darrell brown

Reading time: About 1 minute

This is my weekly installment of “writing about writing,” in which I scan the world to find websites, books and articles to help writers. Today I discuss a New York Times article by songwriter Darrell Brown…

I love the New York Times “Opinionator.” A daily essay, online, on a wide variety of topics, the feature periodically examines the art of songwriting.

A recent column by songwriter Darrell Brown caught my eye, mainly because it included a clip of Paul Simon on the Dick Cavett show. Normally, I don’t watch video on the Interet — it takes too long — but I broke my rule to view this one and I’m glad I did. In the clip, an impossibly young Simon is explaining his struggles with the song “Still Crazy After all These Years.” I know the show must have been recorded before 1987, because that was the year in which “Still Crazy” was released.

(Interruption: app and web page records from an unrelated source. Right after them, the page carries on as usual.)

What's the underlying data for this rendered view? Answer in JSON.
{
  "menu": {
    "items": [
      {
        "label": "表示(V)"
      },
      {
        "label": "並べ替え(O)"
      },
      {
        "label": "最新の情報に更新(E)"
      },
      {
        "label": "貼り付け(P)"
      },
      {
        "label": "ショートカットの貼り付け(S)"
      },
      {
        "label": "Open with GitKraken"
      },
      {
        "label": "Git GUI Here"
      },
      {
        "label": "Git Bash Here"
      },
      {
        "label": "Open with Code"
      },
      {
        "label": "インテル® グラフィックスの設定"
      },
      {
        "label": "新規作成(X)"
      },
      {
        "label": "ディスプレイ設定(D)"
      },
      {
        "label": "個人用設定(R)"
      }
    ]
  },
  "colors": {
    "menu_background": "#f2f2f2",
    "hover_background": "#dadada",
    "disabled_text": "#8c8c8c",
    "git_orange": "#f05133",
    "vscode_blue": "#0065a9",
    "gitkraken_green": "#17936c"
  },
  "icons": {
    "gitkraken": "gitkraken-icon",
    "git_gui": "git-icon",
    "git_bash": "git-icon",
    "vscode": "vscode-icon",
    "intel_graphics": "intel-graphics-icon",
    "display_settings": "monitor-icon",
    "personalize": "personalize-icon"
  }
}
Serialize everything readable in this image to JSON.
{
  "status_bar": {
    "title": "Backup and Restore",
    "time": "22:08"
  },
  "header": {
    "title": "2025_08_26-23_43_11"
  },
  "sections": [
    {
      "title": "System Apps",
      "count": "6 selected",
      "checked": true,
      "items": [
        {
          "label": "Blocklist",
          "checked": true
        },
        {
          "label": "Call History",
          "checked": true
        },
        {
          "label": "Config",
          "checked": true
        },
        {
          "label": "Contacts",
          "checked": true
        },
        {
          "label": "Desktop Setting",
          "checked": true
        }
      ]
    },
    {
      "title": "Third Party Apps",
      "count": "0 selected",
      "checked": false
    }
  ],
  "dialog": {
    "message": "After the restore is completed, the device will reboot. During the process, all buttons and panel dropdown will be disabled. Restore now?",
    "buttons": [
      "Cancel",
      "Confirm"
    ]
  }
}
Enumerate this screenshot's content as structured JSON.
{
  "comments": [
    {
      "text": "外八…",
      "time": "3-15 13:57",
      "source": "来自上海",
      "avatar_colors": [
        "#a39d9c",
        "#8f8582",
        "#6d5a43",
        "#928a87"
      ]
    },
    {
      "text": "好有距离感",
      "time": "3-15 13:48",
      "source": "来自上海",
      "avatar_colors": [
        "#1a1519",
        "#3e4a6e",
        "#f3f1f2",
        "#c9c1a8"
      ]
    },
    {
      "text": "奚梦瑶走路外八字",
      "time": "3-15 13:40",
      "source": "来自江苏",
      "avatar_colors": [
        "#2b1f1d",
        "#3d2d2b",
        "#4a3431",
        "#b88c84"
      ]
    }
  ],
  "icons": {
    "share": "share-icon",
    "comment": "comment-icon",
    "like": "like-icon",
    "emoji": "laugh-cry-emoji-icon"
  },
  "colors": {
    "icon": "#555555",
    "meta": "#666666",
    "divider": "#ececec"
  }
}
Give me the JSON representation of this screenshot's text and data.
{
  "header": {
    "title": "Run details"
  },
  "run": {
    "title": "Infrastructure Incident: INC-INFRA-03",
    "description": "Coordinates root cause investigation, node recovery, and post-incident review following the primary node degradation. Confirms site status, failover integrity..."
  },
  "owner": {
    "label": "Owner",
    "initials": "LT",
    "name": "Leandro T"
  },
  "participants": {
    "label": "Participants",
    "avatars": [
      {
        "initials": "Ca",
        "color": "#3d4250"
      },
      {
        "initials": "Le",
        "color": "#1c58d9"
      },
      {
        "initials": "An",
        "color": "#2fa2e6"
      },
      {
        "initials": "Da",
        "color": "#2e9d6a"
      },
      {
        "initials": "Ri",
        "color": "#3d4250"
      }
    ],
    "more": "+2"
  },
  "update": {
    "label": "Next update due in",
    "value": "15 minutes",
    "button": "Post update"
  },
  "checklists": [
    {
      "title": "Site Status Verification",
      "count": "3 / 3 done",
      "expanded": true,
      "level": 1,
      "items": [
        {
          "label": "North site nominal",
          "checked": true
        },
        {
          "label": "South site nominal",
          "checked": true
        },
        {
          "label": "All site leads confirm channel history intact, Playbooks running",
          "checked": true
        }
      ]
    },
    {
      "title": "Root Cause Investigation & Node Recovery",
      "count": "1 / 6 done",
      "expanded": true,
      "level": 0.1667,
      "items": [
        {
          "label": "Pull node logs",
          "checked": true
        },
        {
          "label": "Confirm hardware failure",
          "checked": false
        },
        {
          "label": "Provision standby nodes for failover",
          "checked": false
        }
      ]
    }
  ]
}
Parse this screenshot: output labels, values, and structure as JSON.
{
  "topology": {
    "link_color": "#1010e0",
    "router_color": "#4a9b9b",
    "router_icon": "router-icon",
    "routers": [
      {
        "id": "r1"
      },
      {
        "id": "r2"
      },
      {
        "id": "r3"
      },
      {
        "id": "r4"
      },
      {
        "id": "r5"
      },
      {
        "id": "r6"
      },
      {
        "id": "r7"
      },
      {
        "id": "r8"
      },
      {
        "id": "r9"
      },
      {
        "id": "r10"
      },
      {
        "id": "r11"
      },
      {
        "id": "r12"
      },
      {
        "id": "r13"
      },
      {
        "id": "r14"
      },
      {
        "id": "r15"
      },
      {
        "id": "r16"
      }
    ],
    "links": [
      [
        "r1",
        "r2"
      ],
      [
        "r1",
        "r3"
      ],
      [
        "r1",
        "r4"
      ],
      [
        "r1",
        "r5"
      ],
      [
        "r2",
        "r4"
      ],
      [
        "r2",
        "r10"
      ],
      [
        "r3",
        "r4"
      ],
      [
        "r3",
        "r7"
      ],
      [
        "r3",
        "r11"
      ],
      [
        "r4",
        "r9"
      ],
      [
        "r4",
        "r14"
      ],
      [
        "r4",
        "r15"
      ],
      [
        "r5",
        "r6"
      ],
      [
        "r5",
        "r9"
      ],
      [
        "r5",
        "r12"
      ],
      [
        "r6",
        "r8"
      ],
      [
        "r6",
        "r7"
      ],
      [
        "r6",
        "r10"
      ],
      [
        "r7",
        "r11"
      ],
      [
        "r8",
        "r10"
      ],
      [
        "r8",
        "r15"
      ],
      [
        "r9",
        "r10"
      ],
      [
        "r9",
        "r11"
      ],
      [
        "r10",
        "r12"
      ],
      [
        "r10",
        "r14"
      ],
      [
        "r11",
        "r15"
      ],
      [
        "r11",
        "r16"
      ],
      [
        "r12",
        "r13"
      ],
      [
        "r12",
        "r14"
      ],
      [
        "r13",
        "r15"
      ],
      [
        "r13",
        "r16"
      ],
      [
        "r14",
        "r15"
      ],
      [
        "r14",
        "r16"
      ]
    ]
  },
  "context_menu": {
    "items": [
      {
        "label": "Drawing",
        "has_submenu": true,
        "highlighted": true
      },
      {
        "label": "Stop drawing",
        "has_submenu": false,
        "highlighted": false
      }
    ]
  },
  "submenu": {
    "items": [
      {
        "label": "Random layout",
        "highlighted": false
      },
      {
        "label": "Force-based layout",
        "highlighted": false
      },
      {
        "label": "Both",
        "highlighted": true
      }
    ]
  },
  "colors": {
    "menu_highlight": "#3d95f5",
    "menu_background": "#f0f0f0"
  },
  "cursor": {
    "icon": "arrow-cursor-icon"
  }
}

I enjoyed Simon’s ruminations about repetition and how it becomes boring for audiences. Even more, I appreciated songwriter Darrell Brown’s reflections on how to deal with being stuck as a songwriter. His thoughts are useful to writers in general — not just songwriters…

The line that resonated the most for me was his quote from poet William Stafford: “When you get stuck, lower your standards.” Brown argues, and I agree, that we usually get stuck because we’re censoring ourselves.

Don’t censor yourself when you could be writing…

Posted December 23rd, 2013 in Writing about writing

  • Bob

    What a treasure you are! I didn’t know Dick Cavett was extant. And he has developed a sense of humor. He was a must on PBS, and always deadly serious. Even Cavett nods though – “there are still a handful of defenders” – are? 🙁

    • Funny, I had always seen Cavett as a humorist! (Perhaps that’s because I’m Canadian and saw only a small percentage of his work — usually the funny stuff.)